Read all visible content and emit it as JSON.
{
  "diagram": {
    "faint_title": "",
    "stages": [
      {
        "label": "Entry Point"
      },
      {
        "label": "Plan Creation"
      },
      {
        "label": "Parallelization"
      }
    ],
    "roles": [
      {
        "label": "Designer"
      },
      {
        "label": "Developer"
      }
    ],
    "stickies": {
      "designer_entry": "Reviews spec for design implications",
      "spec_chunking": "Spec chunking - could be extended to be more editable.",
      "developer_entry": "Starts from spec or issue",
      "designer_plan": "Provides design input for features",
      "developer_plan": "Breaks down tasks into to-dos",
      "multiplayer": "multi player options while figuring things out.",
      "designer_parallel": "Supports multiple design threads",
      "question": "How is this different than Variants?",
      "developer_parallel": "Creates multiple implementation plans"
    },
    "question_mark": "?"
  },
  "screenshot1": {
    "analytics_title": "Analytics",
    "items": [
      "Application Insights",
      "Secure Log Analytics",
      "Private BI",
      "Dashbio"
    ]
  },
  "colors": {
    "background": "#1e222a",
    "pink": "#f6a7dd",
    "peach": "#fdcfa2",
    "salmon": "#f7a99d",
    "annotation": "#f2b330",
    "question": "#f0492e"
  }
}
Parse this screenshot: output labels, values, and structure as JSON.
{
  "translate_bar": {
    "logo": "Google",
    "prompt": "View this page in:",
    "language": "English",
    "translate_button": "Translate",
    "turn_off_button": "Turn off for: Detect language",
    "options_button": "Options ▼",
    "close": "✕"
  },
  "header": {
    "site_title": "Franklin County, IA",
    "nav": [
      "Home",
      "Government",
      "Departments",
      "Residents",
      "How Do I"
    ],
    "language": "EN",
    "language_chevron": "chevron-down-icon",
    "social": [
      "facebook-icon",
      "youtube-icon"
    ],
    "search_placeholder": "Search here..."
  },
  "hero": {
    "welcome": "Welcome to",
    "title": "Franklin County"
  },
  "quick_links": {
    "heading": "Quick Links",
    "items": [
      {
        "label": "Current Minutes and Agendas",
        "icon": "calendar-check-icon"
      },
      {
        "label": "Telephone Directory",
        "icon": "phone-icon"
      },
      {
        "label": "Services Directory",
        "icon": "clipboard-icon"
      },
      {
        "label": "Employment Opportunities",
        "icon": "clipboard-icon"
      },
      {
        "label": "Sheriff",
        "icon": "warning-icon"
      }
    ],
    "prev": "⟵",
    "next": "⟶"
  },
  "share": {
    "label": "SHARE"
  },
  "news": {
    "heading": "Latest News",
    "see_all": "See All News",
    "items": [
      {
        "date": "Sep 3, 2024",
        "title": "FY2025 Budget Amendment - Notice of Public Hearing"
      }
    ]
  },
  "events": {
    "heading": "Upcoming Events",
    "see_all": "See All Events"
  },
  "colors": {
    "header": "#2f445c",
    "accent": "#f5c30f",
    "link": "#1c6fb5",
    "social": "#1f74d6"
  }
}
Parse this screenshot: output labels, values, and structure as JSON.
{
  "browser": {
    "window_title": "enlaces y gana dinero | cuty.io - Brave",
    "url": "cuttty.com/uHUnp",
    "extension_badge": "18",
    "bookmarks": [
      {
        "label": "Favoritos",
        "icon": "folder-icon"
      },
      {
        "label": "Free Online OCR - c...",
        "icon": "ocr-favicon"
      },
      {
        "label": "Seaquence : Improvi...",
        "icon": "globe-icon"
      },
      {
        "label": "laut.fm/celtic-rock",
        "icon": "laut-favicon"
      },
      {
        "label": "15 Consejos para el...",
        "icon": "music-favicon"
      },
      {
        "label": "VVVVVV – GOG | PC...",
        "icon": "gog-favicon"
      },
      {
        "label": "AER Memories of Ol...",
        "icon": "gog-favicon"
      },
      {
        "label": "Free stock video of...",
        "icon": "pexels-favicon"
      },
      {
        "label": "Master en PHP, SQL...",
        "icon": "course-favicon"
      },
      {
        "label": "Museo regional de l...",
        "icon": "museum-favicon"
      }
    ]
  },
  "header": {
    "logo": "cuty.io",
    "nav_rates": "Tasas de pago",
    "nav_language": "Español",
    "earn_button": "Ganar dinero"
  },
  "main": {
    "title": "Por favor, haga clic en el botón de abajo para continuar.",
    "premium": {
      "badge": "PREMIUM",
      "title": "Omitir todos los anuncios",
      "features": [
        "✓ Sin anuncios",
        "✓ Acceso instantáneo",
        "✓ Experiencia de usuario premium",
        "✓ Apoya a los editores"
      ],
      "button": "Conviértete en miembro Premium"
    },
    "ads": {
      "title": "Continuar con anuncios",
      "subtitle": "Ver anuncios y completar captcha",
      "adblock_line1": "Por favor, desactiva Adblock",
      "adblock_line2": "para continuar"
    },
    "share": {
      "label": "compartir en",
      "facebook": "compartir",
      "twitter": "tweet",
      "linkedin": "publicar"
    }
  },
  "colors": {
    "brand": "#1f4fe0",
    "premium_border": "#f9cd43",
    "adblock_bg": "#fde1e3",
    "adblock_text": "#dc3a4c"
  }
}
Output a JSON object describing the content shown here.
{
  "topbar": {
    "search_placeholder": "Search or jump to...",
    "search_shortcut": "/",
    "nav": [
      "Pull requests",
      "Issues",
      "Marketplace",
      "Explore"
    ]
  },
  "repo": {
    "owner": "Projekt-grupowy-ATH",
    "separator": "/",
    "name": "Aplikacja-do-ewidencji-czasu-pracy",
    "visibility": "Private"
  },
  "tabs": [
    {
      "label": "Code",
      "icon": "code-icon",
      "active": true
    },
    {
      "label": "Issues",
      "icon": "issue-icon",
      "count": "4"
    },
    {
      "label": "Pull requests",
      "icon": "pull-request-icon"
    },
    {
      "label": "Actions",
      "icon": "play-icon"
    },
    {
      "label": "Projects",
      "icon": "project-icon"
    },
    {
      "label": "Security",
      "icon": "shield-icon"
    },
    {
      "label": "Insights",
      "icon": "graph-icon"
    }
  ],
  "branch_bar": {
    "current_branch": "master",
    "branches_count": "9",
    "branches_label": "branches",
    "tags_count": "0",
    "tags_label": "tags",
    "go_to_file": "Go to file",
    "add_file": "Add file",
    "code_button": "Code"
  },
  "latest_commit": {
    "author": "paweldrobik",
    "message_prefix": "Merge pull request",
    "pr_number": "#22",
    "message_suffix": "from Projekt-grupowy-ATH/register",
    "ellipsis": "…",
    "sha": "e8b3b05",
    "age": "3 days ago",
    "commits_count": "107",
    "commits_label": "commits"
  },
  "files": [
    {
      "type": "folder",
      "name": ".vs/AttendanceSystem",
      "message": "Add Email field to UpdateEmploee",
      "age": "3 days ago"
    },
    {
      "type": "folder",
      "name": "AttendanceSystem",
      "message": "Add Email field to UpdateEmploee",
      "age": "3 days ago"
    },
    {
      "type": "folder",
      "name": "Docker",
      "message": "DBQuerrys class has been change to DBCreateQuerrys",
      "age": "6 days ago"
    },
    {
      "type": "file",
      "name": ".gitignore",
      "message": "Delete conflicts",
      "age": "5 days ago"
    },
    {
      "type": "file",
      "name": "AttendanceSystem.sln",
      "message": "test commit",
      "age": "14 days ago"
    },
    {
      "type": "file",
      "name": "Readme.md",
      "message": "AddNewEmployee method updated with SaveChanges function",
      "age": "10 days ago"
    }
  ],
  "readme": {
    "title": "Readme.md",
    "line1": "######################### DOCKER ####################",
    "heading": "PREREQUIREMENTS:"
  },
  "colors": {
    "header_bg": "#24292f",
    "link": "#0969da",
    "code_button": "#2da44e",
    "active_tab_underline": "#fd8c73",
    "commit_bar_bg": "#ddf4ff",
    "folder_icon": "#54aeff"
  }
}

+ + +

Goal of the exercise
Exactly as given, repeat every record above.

Exercise output
Read all visible content and emit it as JSON.
{
  "diagram": {
    "faint_title": "",
    "stages": [
      {
        "label": "Entry Point"
      },
      {
        "label": "Plan Creation"
      },
      {
        "label": "Parallelization"
      }
    ],
    "roles": [
      {
        "label": "Designer"
      },
      {
        "label": "Developer"
      }
    ],
    "stickies": {
      "designer_entry": "Reviews spec for design implications",
      "spec_chunking": "Spec chunking - could be extended to be more editable.",
      "developer_entry": "Starts from spec or issue",
      "designer_plan": "Provides design input for features",
      "developer_plan": "Breaks down tasks into to-dos",
      "multiplayer": "multi player options while figuring things out.",
      "designer_parallel": "Supports multiple design threads",
      "question": "How is this different than Variants?",
      "developer_parallel": "Creates multiple implementation plans"
    },
    "question_mark": "?"
  },
  "screenshot1": {
    "analytics_title": "Analytics",
    "items": [
      "Application Insights",
      "Secure Log Analytics",
      "Private BI",
      "Dashbio"
    ]
  },
  "colors": {
    "background": "#1e222a",
    "pink": "#f6a7dd",
    "peach": "#fdcfa2",
    "salmon": "#f7a99d",
    "annotation": "#f2b330",
    "question": "#f0492e"
  }
}
Parse this screenshot: output labels, values, and structure as JSON.
{
  "translate_bar": {
    "logo": "Google",
    "prompt": "View this page in:",
    "language": "English",
    "translate_button": "Translate",
    "turn_off_button": "Turn off for: Detect language",
    "options_button": "Options ▼",
    "close": "✕"
  },
  "header": {
    "site_title": "Franklin County, IA",
    "nav": [
      "Home",
      "Government",
      "Departments",
      "Residents",
      "How Do I"
    ],
    "language": "EN",
    "language_chevron": "chevron-down-icon",
    "social": [
      "facebook-icon",
      "youtube-icon"
    ],
    "search_placeholder": "Search here..."
  },
  "hero": {
    "welcome": "Welcome to",
    "title": "Franklin County"
  },
  "quick_links": {
    "heading": "Quick Links",
    "items": [
      {
        "label": "Current Minutes and Agendas",
        "icon": "calendar-check-icon"
      },
      {
        "label": "Telephone Directory",
        "icon": "phone-icon"
      },
      {
        "label": "Services Directory",
        "icon": "clipboard-icon"
      },
      {
        "label": "Employment Opportunities",
        "icon": "clipboard-icon"
      },
      {
        "label": "Sheriff",
        "icon": "warning-icon"
      }
    ],
    "prev": "⟵",
    "next": "⟶"
  },
  "share": {
    "label": "SHARE"
  },
  "news": {
    "heading": "Latest News",
    "see_all": "See All News",
    "items": [
      {
        "date": "Sep 3, 2024",
        "title": "FY2025 Budget Amendment - Notice of Public Hearing"
      }
    ]
  },
  "events": {
    "heading": "Upcoming Events",
    "see_all": "See All Events"
  },
  "colors": {
    "header": "#2f445c",
    "accent": "#f5c30f",
    "link": "#1c6fb5",
    "social": "#1f74d6"
  }
}
Parse this screenshot: output labels, values, and structure as JSON.
{
  "browser": {
    "window_title": "enlaces y gana dinero | cuty.io - Brave",
    "url": "cuttty.com/uHUnp",
    "extension_badge": "18",
    "bookmarks": [
      {
        "label": "Favoritos",
        "icon": "folder-icon"
      },
      {
        "label": "Free Online OCR - c...",
        "icon": "ocr-favicon"
      },
      {
        "label": "Seaquence : Improvi...",
        "icon": "globe-icon"
      },
      {
        "label": "laut.fm/celtic-rock",
        "icon": "laut-favicon"
      },
      {
        "label": "15 Consejos para el...",
        "icon": "music-favicon"
      },
      {
        "label": "VVVVVV – GOG | PC...",
        "icon": "gog-favicon"
      },
      {
        "label": "AER Memories of Ol...",
        "icon": "gog-favicon"
      },
      {
        "label": "Free stock video of...",
        "icon": "pexels-favicon"
      },
      {
        "label": "Master en PHP, SQL...",
        "icon": "course-favicon"
      },
      {
        "label": "Museo regional de l...",
        "icon": "museum-favicon"
      }
    ]
  },
  "header": {
    "logo": "cuty.io",
    "nav_rates": "Tasas de pago",
    "nav_language": "Español",
    "earn_button": "Ganar dinero"
  },
  "main": {
    "title": "Por favor, haga clic en el botón de abajo para continuar.",
    "premium": {
      "badge": "PREMIUM",
      "title": "Omitir todos los anuncios",
      "features": [
        "✓ Sin anuncios",
        "✓ Acceso instantáneo",
        "✓ Experiencia de usuario premium",
        "✓ Apoya a los editores"
      ],
      "button": "Conviértete en miembro Premium"
    },
    "ads": {
      "title": "Continuar con anuncios",
      "subtitle": "Ver anuncios y completar captcha",
      "adblock_line1": "Por favor, desactiva Adblock",
      "adblock_line2": "para continuar"
    },
    "share": {
      "label": "compartir en",
      "facebook": "compartir",
      "twitter": "tweet",
      "linkedin": "publicar"
    }
  },
  "colors": {
    "brand": "#1f4fe0",
    "premium_border": "#f9cd43",
    "adblock_bg": "#fde1e3",
    "adblock_text": "#dc3a4c"
  }
}
Output a JSON object describing the content shown here.
{
  "topbar": {
    "search_placeholder": "Search or jump to...",
    "search_shortcut": "/",
    "nav": [
      "Pull requests",
      "Issues",
      "Marketplace",
      "Explore"
    ]
  },
  "repo": {
    "owner": "Projekt-grupowy-ATH",
    "separator": "/",
    "name": "Aplikacja-do-ewidencji-czasu-pracy",
    "visibility": "Private"
  },
  "tabs": [
    {
      "label": "Code",
      "icon": "code-icon",
      "active": true
    },
    {
      "label": "Issues",
      "icon": "issue-icon",
      "count": "4"
    },
    {
      "label": "Pull requests",
      "icon": "pull-request-icon"
    },
    {
      "label": "Actions",
      "icon": "play-icon"
    },
    {
      "label": "Projects",
      "icon": "project-icon"
    },
    {
      "label": "Security",
      "icon": "shield-icon"
    },
    {
      "label": "Insights",
      "icon": "graph-icon"
    }
  ],
  "branch_bar": {
    "current_branch": "master",
    "branches_count": "9",
    "branches_label": "branches",
    "tags_count": "0",
    "tags_label": "tags",
    "go_to_file": "Go to file",
    "add_file": "Add file",
    "code_button": "Code"
  },
  "latest_commit": {
    "author": "paweldrobik",
    "message_prefix": "Merge pull request",
    "pr_number": "#22",
    "message_suffix": "from Projekt-grupowy-ATH/register",
    "ellipsis": "…",
    "sha": "e8b3b05",
    "age": "3 days ago",
    "commits_count": "107",
    "commits_label": "commits"
  },
  "files": [
    {
      "type": "folder",
      "name": ".vs/AttendanceSystem",
      "message": "Add Email field to UpdateEmploee",
      "age": "3 days ago"
    },
    {
      "type": "folder",
      "name": "AttendanceSystem",
      "message": "Add Email field to UpdateEmploee",
      "age": "3 days ago"
    },
    {
      "type": "folder",
      "name": "Docker",
      "message": "DBQuerrys class has been change to DBCreateQuerrys",
      "age": "6 days ago"
    },
    {
      "type": "file",
      "name": ".gitignore",
      "message": "Delete conflicts",
      "age": "5 days ago"
    },
    {
      "type": "file",
      "name": "AttendanceSystem.sln",
      "message": "test commit",
      "age": "14 days ago"
    },
    {
      "type": "file",
      "name": "Readme.md",
      "message": "AddNewEmployee method updated with SaveChanges function",
      "age": "10 days ago"
    }
  ],
  "readme": {
    "title": "Readme.md",
    "line1": "######################### DOCKER ####################",
    "heading": "PREREQUIREMENTS:"
  },
  "colors": {
    "header_bg": "#24292f",
    "link": "#0969da",
    "code_button": "#2da44e",
    "active_tab_underline": "#fd8c73",
    "commit_bar_bg": "#ddf4ff",
    "folder_icon": "#54aeff"
  }
}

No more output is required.